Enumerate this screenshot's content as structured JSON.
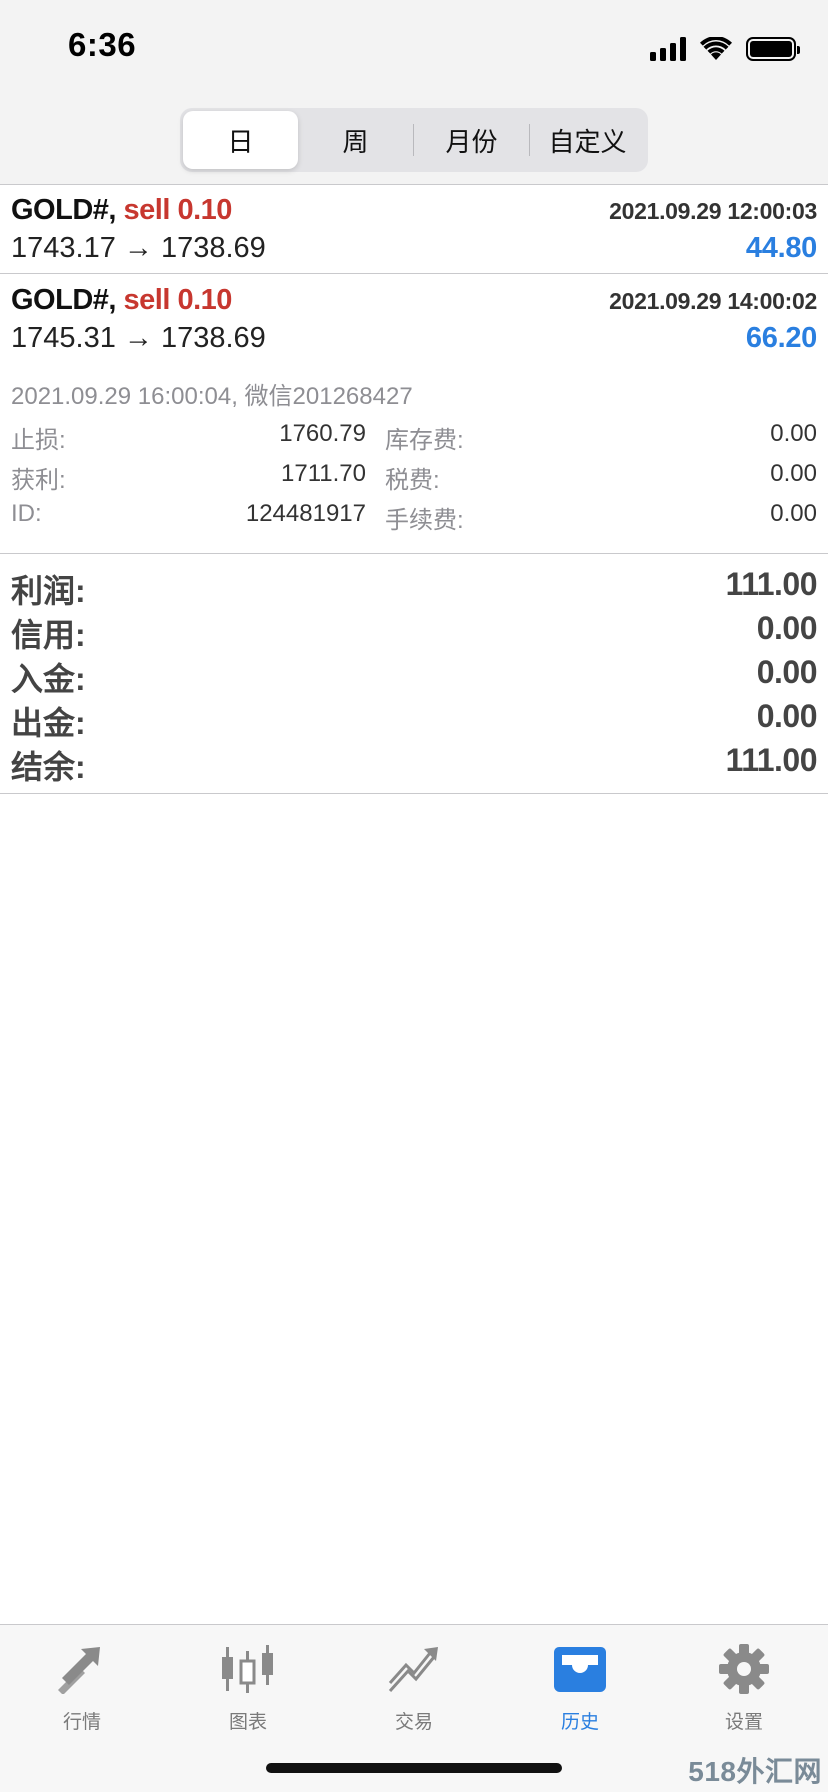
{
  "status_bar": {
    "time": "6:36"
  },
  "segments": [
    {
      "label": "日",
      "active": true
    },
    {
      "label": "周",
      "active": false
    },
    {
      "label": "月份",
      "active": false
    },
    {
      "label": "自定义",
      "active": false
    }
  ],
  "trades": [
    {
      "symbol": "GOLD#,",
      "side": "sell 0.10",
      "time": "2021.09.29 12:00:03",
      "prices": "1743.17 → 1738.69",
      "profit": "44.80"
    },
    {
      "symbol": "GOLD#,",
      "side": "sell 0.10",
      "time": "2021.09.29 14:00:02",
      "prices": "1745.31 → 1738.69",
      "profit": "66.20"
    }
  ],
  "detail": {
    "header": "2021.09.29 16:00:04, 微信201268427",
    "rows": [
      {
        "label1": "止损:",
        "value1": "1760.79",
        "label2": "库存费:",
        "value2": "0.00"
      },
      {
        "label1": "获利:",
        "value1": "1711.70",
        "label2": "税费:",
        "value2": "0.00"
      },
      {
        "label1": "ID:",
        "value1": "124481917",
        "label2": "手续费:",
        "value2": "0.00"
      }
    ]
  },
  "summary": [
    {
      "label": "利润:",
      "value": "111.00"
    },
    {
      "label": "信用:",
      "value": "0.00"
    },
    {
      "label": "入金:",
      "value": "0.00"
    },
    {
      "label": "出金:",
      "value": "0.00"
    },
    {
      "label": "结余:",
      "value": "111.00"
    }
  ],
  "tabbar": [
    {
      "label": "行情",
      "icon": "quotes-arrows-icon",
      "active": false
    },
    {
      "label": "图表",
      "icon": "candlestick-chart-icon",
      "active": false
    },
    {
      "label": "交易",
      "icon": "trade-trend-icon",
      "active": false
    },
    {
      "label": "历史",
      "icon": "history-inbox-icon",
      "active": true
    },
    {
      "label": "设置",
      "icon": "gear-icon",
      "active": false
    }
  ],
  "watermark": "518外汇网",
  "colors": {
    "sell": "#c7372f",
    "profit": "#2a7fe0",
    "active_tab": "#2a7fe0",
    "inactive_icon": "#8a8a8a"
  }
}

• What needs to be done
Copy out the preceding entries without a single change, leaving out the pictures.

• Task result
Enumerate this screenshot's content as structured JSON.
{
  "status_bar": {
    "time": "6:36"
  },
  "segments": [
    {
      "label": "日",
      "active": true
    },
    {
      "label": "周",
      "active": false
    },
    {
      "label": "月份",
      "active": false
    },
    {
      "label": "自定义",
      "active": false
    }
  ],
  "trades": [
    {
      "symbol": "GOLD#,",
      "side": "sell 0.10",
      "time": "2021.09.29 12:00:03",
      "prices": "1743.17 → 1738.69",
      "profit": "44.80"
    },
    {
      "symbol": "GOLD#,",
      "side": "sell 0.10",
      "time": "2021.09.29 14:00:02",
      "prices": "1745.31 → 1738.69",
      "profit": "66.20"
    }
  ],
  "detail": {
    "header": "2021.09.29 16:00:04, 微信201268427",
    "rows": [
      {
        "label1": "止损:",
        "value1": "1760.79",
        "label2": "库存费:",
        "value2": "0.00"
      },
      {
        "label1": "获利:",
        "value1": "1711.70",
        "label2": "税费:",
        "value2": "0.00"
      },
      {
        "label1": "ID:",
        "value1": "124481917",
        "label2": "手续费:",
        "value2": "0.00"
      }
    ]
  },
  "summary": [
    {
      "label": "利润:",
      "value": "111.00"
    },
    {
      "label": "信用:",
      "value": "0.00"
    },
    {
      "label": "入金:",
      "value": "0.00"
    },
    {
      "label": "出金:",
      "value": "0.00"
    },
    {
      "label": "结余:",
      "value": "111.00"
    }
  ],
  "tabbar": [
    {
      "label": "行情",
      "icon": "quotes-arrows-icon",
      "active": false
    },
    {
      "label": "图表",
      "icon": "candlestick-chart-icon",
      "active": false
    },
    {
      "label": "交易",
      "icon": "trade-trend-icon",
      "active": false
    },
    {
      "label": "历史",
      "icon": "history-inbox-icon",
      "active": true
    },
    {
      "label": "设置",
      "icon": "gear-icon",
      "active": false
    }
  ],
  "watermark": "518外汇网",
  "colors": {
    "sell": "#c7372f",
    "profit": "#2a7fe0",
    "active_tab": "#2a7fe0",
    "inactive_icon": "#8a8a8a"
  }
}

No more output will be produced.